12 weeks ago

When governments force companies, private citizens, to keep secrets from the public, you know you're on the road to communism or worse.
I think you meant authoritarianism.
Score: 48 Votes (Like | Disagree)
TJ82 Avatar
12 weeks ago
Dirty as. Bet UK is one of them. Guess the solution is to turn off all push notifications?
Score: 29 Votes (Like | Disagree)
ps3zocker Avatar
12 weeks ago
Is it really a transparency report if you're only transparent when you're forced to?
Score: 24 Votes (Like | Disagree)
contacos Avatar
12 weeks ago
Israel, Mexico and the UK are probably the first ones that come to mind
Score: 22 Votes (Like | Disagree)
Sorinut Avatar
12 weeks ago
Makes me feel good about having disabled push notifications for absolutely everything except weather and texts. I DESPISE push notifications.

That said, it sounds like it's time for Apple to require push notifications to be encrypted, or they don't pass them along.
Score: 21 Votes (Like | Disagree)

Popular Stories

Beyond iPhone 13 Better Blue Face ID Single Camera Hole

Six Reasons to Wait for Next Year's iPhone 17

Thursday February 22, 2024 4:20 am PST by
Apple's iPhone development roadmap runs several years into the future and the company is continually working with suppliers on several successive iPhone models concurrently, which is why we sometimes get rumored feature leaks so far ahead of launch. The iPhone 17 series is no different, and already we have some idea of what to expect from Apple's 2025 smartphone lineup. If you plan to skip...
General Apps Messages

iOS 17.4 to Add This 'Groundbreaking' New Messaging Feature

Friday February 23, 2024 5:05 am PST by
With iOS 17.4, set to arrive in March 2024, Apple is bringing a new cryptographic security feature to iMessage called PQ3. This "groundbreaking" and "state-of-the-art" protocol provides "extensive defenses against even highly sophisticated quantum attacks," according to Apple. Let's break down what that means. Apple's iMessage service already supports end-to-end encryption, but security...
iPhone Notch

Apple Explored These Notch and Dynamic Island Designs for iPhones

Friday February 23, 2024 2:05 pm PST by
With the iPhone 14 Pro models in 2022, Apple introduced the Dynamic Island, which can morph and expand to display system alerts, sports scores, and a variety of other information. The feature makes the space surrounding the front camera and Face ID sensors useful compared to the notch on older iPhone models. Apple explored a variety of ideas for the iPhone's notch area over the years before...
New Macs iPads iOS 17 4
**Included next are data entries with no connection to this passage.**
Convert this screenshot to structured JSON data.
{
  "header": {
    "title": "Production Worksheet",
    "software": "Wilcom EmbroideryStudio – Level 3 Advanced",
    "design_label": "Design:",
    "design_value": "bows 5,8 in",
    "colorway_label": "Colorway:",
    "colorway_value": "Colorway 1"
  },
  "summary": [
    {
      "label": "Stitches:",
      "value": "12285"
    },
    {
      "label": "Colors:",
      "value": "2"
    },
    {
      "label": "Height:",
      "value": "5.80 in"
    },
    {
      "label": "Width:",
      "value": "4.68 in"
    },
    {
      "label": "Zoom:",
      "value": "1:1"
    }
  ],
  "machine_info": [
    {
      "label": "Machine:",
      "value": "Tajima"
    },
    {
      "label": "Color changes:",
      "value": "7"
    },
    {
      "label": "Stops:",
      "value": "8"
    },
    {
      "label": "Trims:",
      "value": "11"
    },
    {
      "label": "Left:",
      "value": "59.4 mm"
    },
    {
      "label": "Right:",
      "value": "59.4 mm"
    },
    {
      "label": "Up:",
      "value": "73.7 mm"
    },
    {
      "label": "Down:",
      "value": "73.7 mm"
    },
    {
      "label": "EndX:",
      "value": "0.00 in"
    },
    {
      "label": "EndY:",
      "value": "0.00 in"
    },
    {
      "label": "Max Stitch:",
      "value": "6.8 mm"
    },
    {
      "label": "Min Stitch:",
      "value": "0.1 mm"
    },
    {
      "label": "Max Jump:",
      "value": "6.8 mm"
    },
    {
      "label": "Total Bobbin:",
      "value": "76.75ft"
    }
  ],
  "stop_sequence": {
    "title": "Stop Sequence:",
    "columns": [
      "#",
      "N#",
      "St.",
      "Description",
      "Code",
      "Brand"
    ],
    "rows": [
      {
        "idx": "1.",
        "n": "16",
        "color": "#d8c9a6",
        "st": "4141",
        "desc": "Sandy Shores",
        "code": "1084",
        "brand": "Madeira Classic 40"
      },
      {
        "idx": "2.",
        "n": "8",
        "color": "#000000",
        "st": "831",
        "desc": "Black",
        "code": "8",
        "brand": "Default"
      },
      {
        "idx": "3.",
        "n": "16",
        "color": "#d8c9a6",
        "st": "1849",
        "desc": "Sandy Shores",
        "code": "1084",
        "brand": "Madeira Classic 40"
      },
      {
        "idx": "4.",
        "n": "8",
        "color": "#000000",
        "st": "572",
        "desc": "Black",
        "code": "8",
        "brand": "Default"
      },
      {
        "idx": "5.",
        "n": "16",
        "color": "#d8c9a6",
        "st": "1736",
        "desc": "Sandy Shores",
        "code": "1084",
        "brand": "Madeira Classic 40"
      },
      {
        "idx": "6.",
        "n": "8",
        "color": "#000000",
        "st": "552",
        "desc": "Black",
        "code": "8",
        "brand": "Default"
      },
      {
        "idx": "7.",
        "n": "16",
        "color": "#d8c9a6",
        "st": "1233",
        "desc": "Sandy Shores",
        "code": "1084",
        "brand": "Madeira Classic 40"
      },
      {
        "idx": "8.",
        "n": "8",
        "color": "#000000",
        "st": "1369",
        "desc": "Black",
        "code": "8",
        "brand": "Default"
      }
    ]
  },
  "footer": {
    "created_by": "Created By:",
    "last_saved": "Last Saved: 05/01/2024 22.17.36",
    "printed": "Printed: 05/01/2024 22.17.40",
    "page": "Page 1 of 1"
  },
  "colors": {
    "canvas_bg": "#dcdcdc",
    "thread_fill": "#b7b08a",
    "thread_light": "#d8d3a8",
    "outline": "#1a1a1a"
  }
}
What to Expect at Potential Apple Event in March: iPads, Macs, and More

Friday February 23, 2024 8:35 am PST by
Apple often holds its first media event of the year in March, so the company could be just weeks away from announcing new products. Below, we have outlined what to expect from a potential Apple Event this March. Past Apple Events in March Apple has held five events in March since 2015:Monday, March 9, 2015 Monday, March 21, 2016 Tuesday, March 27, 2018 Monday, March 25, 2019 Tuesday,...
iOS 17

When Will Apple Release iOS 17.4 for iPhones?

Friday February 23, 2024 11:56 am PST by
Apple has been beta testing iOS 17.4 for nearly a month now. Below, we explain when the update is likely to be released to all users. In its press release announcing major App Store changes in the EU, which were implemented in response to new regulations under the EU's Digital Markets Act, Apple confirmed that iOS 17.4 will be released at some point in March:Developers can learn about these...
iOS 18 Mock Feature Baubles

iOS 18 Rumored to Have Design Changes, macOS Revamp Coming Later

Sunday February 25, 2024 8:55 am PST by
iOS 18 will likely include some design changes, but a macOS revamp might be a year or two away, according to Bloomberg's Mark Gurman. In his Power On newsletter today, Gurman said Apple is working to update the design of iOS as "early as this year." A sketchy rumor claimed that iOS 18 would feature some visionOS-inspired design elements, and while Gurman agreed that iOS could take some...